Who writes the scripts for these guys? The question crops up quite frequently when these larger than life characters take a hand in shaping events. And there is none bigger than Shane Warne, the man they call "Hollywood" who has been shining through the IPL glitz like a beacon.
It is amazing that the bargain basement team Rajasthan Royals should be heading the table well into the second-half of the preliminary league. Ridiculed as the cheapest of the franchises, said to be a bit of a steal at $67 million, and fined for not using the full salary cap of $5 million at the auction, the team from the Pink City has painted the competition red.
It is typical of Warne's luck that he and his teammates should be holidaying in Goa when all hell broke loose in Jaipur in the wake of terrorist blasts. This is not the first time that the cricket rebel who would rather have been a beach bum has had people wondering how he manages to come through every event and incident unscathed.
Down at the franchise, Warne has been ruling the roost, leading and coaching his teammates to play beyond themselves. His coaching classes are said to be like sermons, or self-improvement courses. While "Guru Warne" is said to lord it over the meetings, he has also been known to wrap his arms around the shoulders of the least fancied cricketer and inspired him into making a contribution.
The skipper has given Salunkhe a run even though two leg spinners in the playing XI must be the biggest luxury ever in the history of Twenty-20 cricket. He promoted the Goan opener Asnodkar and showed the world why the little guy is being called "Kalu" after the hard-hitting Sri Lankan opener Romesh Kaluwitharana who used to blaze away at the new ball in the company of Sanath Jayasuriya.
Warne has found a match winner in Shane Watson who was picked up for the paltry sum of $1,25,000. The all-rounder who used to break down after just a few overs in international cricket has found a new strength under an understanding skipper. It must help that all T-20 asks for is 20 overs. Watson is so much the batting all-rounder that the format suits him to a T.
In the early days of IPL when batsmen were somewhat conservative, Warne ran through his overs with the skill of an artist mixing colours at the palette. His working over of Mahendra Singh Dhoni in the game against the Chennai Super Kings was sheer genius, the top spinner, the leg break and the slider proving a perplexing combination for a crease-tied batsman known for bat speed from virtually static positions.

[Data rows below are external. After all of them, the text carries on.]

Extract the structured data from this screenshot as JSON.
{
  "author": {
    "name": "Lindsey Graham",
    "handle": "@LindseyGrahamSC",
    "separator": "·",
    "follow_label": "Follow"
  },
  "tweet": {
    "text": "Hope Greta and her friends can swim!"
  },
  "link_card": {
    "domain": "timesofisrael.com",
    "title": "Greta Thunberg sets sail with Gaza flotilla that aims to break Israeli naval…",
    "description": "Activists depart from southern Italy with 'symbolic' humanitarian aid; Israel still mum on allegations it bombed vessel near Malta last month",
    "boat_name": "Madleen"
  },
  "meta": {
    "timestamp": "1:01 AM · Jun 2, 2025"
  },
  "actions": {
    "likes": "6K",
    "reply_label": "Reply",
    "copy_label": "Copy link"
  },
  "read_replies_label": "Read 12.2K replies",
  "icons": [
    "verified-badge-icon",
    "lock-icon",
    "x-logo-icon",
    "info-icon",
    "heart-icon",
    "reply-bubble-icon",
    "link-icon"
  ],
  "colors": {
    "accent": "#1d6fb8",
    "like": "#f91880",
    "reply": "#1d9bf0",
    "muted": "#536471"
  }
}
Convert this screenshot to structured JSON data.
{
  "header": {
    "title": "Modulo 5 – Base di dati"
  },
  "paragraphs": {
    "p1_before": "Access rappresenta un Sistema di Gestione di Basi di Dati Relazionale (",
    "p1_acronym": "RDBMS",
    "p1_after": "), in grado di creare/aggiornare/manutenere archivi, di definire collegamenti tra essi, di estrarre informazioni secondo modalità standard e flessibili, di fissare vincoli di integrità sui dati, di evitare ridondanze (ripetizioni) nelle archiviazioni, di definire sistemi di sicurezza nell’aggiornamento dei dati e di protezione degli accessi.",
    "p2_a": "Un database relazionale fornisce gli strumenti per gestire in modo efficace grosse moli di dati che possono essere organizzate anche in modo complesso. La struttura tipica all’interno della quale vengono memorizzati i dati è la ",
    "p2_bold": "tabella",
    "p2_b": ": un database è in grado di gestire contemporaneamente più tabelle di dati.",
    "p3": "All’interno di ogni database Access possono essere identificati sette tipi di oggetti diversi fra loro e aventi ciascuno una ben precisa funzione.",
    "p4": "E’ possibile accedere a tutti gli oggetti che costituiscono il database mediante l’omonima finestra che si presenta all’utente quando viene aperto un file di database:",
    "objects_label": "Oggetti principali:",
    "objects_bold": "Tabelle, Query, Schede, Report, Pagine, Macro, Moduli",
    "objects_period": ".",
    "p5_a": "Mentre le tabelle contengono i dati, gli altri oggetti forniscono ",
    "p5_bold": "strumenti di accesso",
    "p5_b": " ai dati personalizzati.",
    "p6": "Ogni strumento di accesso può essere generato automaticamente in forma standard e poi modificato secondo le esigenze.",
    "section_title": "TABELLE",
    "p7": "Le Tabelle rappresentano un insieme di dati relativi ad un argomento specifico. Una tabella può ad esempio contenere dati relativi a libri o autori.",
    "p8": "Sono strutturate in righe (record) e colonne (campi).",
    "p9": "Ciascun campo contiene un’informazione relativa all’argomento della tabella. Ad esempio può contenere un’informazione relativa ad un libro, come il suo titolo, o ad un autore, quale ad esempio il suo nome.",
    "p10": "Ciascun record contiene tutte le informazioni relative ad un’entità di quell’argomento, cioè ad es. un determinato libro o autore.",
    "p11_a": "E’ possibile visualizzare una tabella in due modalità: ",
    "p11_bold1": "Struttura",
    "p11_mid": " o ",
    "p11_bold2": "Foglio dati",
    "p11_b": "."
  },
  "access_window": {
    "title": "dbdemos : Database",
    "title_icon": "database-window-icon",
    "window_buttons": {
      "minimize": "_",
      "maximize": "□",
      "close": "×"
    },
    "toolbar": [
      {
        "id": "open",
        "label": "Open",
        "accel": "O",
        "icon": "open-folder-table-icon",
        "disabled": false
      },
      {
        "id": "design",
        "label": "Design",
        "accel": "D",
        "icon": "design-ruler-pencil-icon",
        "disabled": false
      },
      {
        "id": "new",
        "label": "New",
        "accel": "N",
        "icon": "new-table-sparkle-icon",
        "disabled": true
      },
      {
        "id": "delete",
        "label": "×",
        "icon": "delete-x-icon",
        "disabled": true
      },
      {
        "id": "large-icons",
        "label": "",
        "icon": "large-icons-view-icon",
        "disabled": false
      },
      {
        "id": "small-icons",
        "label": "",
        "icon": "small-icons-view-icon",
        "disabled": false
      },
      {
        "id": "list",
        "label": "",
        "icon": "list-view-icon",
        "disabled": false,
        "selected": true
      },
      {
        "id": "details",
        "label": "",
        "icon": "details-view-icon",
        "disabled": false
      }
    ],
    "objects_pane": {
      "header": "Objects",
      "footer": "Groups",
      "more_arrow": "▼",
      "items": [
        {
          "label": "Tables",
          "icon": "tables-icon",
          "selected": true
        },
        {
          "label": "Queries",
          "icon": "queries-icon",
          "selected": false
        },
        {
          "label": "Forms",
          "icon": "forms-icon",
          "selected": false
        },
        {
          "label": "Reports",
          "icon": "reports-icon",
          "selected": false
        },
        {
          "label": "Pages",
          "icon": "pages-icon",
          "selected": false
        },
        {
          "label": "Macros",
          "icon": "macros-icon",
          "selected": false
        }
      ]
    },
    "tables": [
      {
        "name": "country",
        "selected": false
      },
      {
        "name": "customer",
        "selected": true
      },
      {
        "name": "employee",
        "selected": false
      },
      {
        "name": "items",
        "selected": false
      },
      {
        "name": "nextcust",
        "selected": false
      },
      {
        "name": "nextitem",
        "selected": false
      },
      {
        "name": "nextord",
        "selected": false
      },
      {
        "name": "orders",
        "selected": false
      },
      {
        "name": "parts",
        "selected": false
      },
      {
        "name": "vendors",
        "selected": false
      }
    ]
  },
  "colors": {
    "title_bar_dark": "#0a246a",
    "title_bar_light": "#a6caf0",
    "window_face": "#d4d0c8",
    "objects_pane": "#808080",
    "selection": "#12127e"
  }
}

When emboldened with greater exposure to IPL, batsmen were bold enough to strike Warne for 23 runs in an over, a seeming humiliation, which Warne accepted with the realism of a bowler in a batsman's game. He spoke of how well they had bowled 19 of the 20 overs and got on with the job of describing yet another win that the Royals had bestowed on their king.
Never the one to duck an issue just because it is considered diplomatic to do so, Warne got stuck into Ganguly for thrusting a referral on the third umpire. Later, when Sehwag did much the same thing, Warne kept mum because it was explained to him that the Delhi Daredevils' skipper's dilemma had been created by the fact that the referral system had not been working and had subsequently been restored, but with the field umpires not notified of the change.
Warne made it a point to say that it was not the money alone that brought him to the IPL. He could have made more from ICL (reportedly offered $2 million) even though his fee of $450,00 has been doubled at the Rajasthan Royals for his dual role as player-coach.
The tubby Victorian is here on a mission. If there is one thing missing in his CV it is to do with leading a Test team.
The best captain Australia may ever have had in the modern era never had the opportunity to lead in a Test although he had built quite an awesome record as stand-in ODI captain who won 10 of his 11 games.
How many captains, even of strong Australian teams, boast of a 90 per cent success rate? Such a record cannot be based on just luck or the fact that he leads the best team. There's something about Warne.